The past three seasons have seen an unprecedented surge in fan support for Notre Dame women’s basketball, as the Fighting Irish set new program records for the highest year-end NCAA attendance ranking (fourth in 2009-10), highest average attendance (8,571 fans per game in 2011-12) and most sellouts in a single season (eight in 2011-12). And, as the old saying goes — “you ain’t seen nothin’ yet.”
For the fourth consecutive preseason, Notre Dame fans all but exhausted the program’s season ticket packages (approximately 7,500) and snapped up single-game ducats at a rate that helped the Fighting Irish produce two advanced sellouts (Dec. 5 vs. Baylor; March 4 vs. Connecticut).
Notre Dame is setting records at the box office again this season with nine sellouts in 11 home games (including seven of the past eight contests), topping last year’s record of eight sellouts. In addition, the Nov. 18 game against Massachusetts marking the first home-opening sellout in school history. All told, the Fighting Irish have welcomed 34 sellout crowds in the program’s 36-year tenure, including 28 in the past four years alone (2009-10 to present).
The Fighting Irish currently rank fifth in the nation in average attendance, drawing 8,950 fans per game, which is nearly 400 fans better than last year’s school record and factors to nearly 98 percent of Purcell Pavilion’s listed capacity of 9,149.
Coming Soon: Irish in the ACC
On Sept. 12, 2012, the University of Notre Dame announced that it had accepted an offer of admission into the Atlantic Coast Conference (ACC) for all sports except football (the league does not offer championships in ice hockey or fencing).

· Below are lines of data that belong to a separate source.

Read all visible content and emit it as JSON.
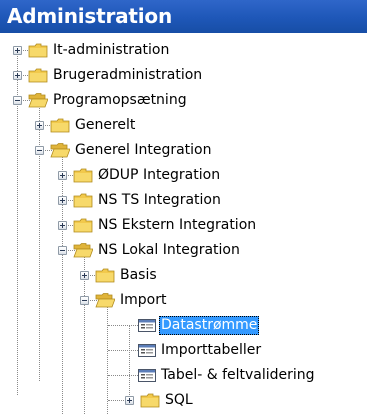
{
  "header": {
    "title": "Administration",
    "background_color": "#1e57b8"
  },
  "tree": {
    "items": [
      {
        "label": "It-administration",
        "type": "folder",
        "expander": "plus"
      },
      {
        "label": "Brugeradministration",
        "type": "folder",
        "expander": "plus"
      },
      {
        "label": "Programopsætning",
        "type": "folder-open",
        "expander": "minus"
      },
      {
        "label": "Generelt",
        "type": "folder",
        "expander": "plus"
      },
      {
        "label": "Generel Integration",
        "type": "folder-open",
        "expander": "minus"
      },
      {
        "label": "ØDUP Integration",
        "type": "folder",
        "expander": "plus"
      },
      {
        "label": "NS TS Integration",
        "type": "folder",
        "expander": "plus"
      },
      {
        "label": "NS Ekstern Integration",
        "type": "folder",
        "expander": "plus"
      },
      {
        "label": "NS Lokal Integration",
        "type": "folder-open",
        "expander": "minus"
      },
      {
        "label": "Basis",
        "type": "folder",
        "expander": "plus"
      },
      {
        "label": "Import",
        "type": "folder-open",
        "expander": "minus"
      },
      {
        "label": "Datastrømme",
        "type": "form",
        "selected": true
      },
      {
        "label": "Importtabeller",
        "type": "form"
      },
      {
        "label": "Tabel- & feltvalidering",
        "type": "form"
      },
      {
        "label": "SQL",
        "type": "folder",
        "expander": "plus"
      }
    ]
  },
  "colors": {
    "selection": "#3399ff",
    "folder": "#f2c94c"
  }
}
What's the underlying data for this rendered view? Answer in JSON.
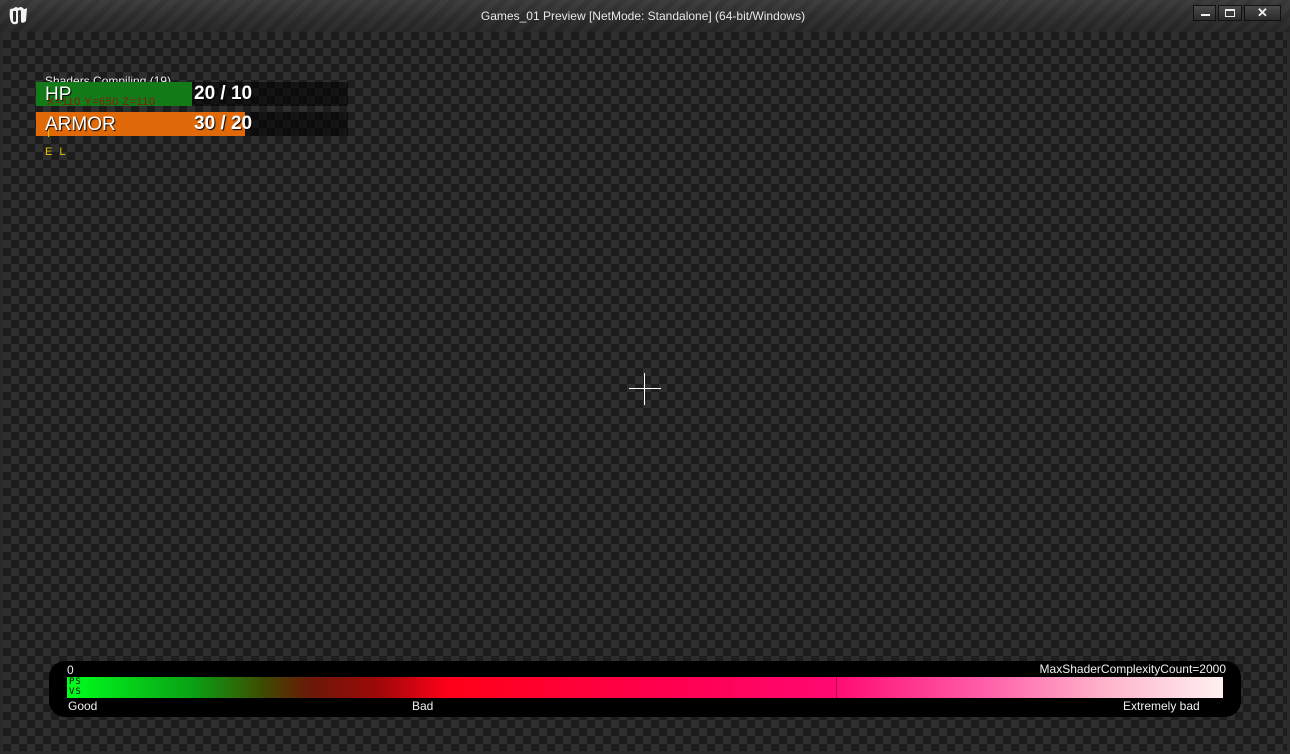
{
  "window": {
    "title": "Games_01 Preview [NetMode: Standalone] (64-bit/Windows)",
    "controls": {
      "minimize": "minimize",
      "maximize": "maximize",
      "close": "✕"
    }
  },
  "hud": {
    "shaders_message": "Shaders Compiling (19)",
    "hp": {
      "label": "HP",
      "value_text": "20 / 10",
      "fill_fraction": 0.5,
      "color": "#127a18"
    },
    "armor": {
      "label": "ARMOR",
      "value_text": "30 / 20",
      "fill_fraction": 0.67,
      "color": "#e06a0a"
    },
    "debug_text": "X=110 Y=650 Z=110",
    "yellow_line_1": "I",
    "yellow_line_2": "E L"
  },
  "complexity": {
    "min_label": "0",
    "max_label": "MaxShaderComplexityCount=2000",
    "ps_label": "PS",
    "vs_label": "VS",
    "good_label": "Good",
    "bad_label": "Bad",
    "extremely_bad_label": "Extremely bad"
  }
}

The change in conference affiliation (for which a timetable has not yet been established) will be the first for Notre Dame since 1995, when the Fighting Irish moved from the Midwestern Collegiate Conference (now the Horizon League) to the BIG EAST Conference.
In its 18 seasons in the BIG EAST, the Notre Dame women’s basketball program has been the one of the conference’s best, winning two BIG EAST regular season titles (2001 and 2012) and compiling a 227-64 (.780) record in league play that remains the second-best regular season winning percentage in BIG EAST women’s basketball history.
Next Game: DePaul
Notre Dame is off this week before gearing up for the BIG EAST stretch run with four games in the final eight days of the regular season, beginning at 3:30 p.m. ET (2:30 p.m. CT) Feb. 24 at DePaul. The game will be televised live to a national cable audience on ESPNU.
— ND —